Another plant which is known for projectile seed dispersal is Witch Hazel. This helpful plant blossoms in the dead of winter and 8 months later the seed pods split apart explosively and send the glossy black seeds into the air — sometimes reaching 33 feet from the parent plant! The Native American Mohegans reportedly introduced English settlers to using the Y-shaped witch hazel sticks for dowsing, an ancient method for finding underground water. The name “witch hazel” is believed to have come from the Middle English “wicke” for “lively” and “wych,” an old Anglo-Saxon word for “bend.” The Osage used witch hazel bark to treat skin ulcers and sores, the Potawatomi steamed twigs over hot rocks in their sweat lodges to soothe sore muscles, and the Iroquoi brewed a tea to treat dysentery, colds, and coughs.
Children have a special fondness for another plant in this projectile category: Oxalis (known locally as Wood Sorrel or Sourgrass). This low-growing plant has yellow flowers and sour, Shamrock-shaped leaves which children (and some adults) love to chew.
Other plants shoot their seeds — the wild geranium and certain violets, for example. Even some of our garden peas bean varieties scatter their seeds by curling in a spiral and dispersing their seeds in a circular pattern — the better to ensure their nutrition and survival.
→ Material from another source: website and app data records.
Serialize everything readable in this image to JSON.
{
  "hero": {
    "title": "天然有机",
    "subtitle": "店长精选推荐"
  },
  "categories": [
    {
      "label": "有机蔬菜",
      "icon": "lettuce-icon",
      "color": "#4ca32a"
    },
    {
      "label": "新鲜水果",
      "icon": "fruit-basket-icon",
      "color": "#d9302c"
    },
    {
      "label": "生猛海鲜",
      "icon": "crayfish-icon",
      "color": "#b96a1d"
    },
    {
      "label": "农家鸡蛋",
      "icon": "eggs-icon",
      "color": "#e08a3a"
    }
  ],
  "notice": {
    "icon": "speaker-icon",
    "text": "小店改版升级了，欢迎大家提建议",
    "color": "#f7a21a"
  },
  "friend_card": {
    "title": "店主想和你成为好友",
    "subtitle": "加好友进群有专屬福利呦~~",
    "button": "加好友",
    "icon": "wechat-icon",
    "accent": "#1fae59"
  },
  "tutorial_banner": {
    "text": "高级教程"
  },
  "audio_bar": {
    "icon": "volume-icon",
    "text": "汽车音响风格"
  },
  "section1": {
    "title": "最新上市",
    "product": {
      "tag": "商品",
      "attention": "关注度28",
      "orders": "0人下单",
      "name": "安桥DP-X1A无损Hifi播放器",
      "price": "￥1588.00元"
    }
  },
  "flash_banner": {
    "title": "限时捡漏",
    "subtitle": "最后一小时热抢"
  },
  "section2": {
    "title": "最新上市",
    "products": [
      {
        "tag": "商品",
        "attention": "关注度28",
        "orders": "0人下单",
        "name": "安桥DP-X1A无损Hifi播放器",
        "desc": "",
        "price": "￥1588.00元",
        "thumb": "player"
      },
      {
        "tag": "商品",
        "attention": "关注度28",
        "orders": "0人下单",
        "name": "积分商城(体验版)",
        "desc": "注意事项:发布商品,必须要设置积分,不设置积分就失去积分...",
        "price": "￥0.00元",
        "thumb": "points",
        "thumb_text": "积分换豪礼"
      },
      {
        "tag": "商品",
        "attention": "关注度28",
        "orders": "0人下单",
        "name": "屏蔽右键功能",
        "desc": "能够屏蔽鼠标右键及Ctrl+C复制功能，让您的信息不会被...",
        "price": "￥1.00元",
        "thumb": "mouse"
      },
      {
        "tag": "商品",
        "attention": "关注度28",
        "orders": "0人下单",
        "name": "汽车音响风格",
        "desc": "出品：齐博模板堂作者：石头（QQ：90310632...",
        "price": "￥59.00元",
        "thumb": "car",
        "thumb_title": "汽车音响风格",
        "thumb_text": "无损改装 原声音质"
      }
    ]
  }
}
We began our ramble beside the creek in search of Jewelweed, but the large patch I had observed a few weeks earlier was no longer in evidence. (However, on our way home my son and I spied a large patch and spent a very pleasant 20 minutes “helping” disperse some seeds.) Next we all headed over to the large wildflower habitat and although no Witch Hazel was located we did discover (and sample) plenty of Oxalis leaves. We observed several other fascinating and beautiful specimens:
…..found a growth of Staghorn Sumac so dense it formed a den of sorts where several animals had obviously sheltered…..
…..were captivated by the morning glory’s beauty…..
…..discovered buckeyes floating in the creek……
…..caught a crawdad…..
…..unearthed a giant fungus…..
…..found a branch covered with insect hieroglyphics…..
Of course, everyone enjoyed capturing observations in their nature journals!
Taking a walk along the banks of a stream or drainage ditch is your best bet for finding Jewelweed. Remember, the blossoms and seed pods grow concurrently and you may need to revisit the Jewelweed patch to check for seed pod ripening.
Witch Hazel is a bit harder to locate, but since the flower blooms in winter this is a good time for locating the plant. You’ll find them in mostly in open woods.
Oxalis can be found wherever there is grass growing, especially along the border between a grassy area and an overgrown field. Look for their tiny yellow flowers and candelabra seed pods growing concurrently.
What did you notice? What do you wonder? What does it remind you of? What mechanism does the plant use to disperse its seeds? Does the seed pod curl up or form a spiral after dispersal? How might this help scatter the seeds far away from the parent plant? After finding several Buckeyes, one of our students wondered if Chestnuts and Buckeyes are one in the same, and launched into a bit of on-site research with a field guide. You never know what questions will arise when you take the time to observe and wonder!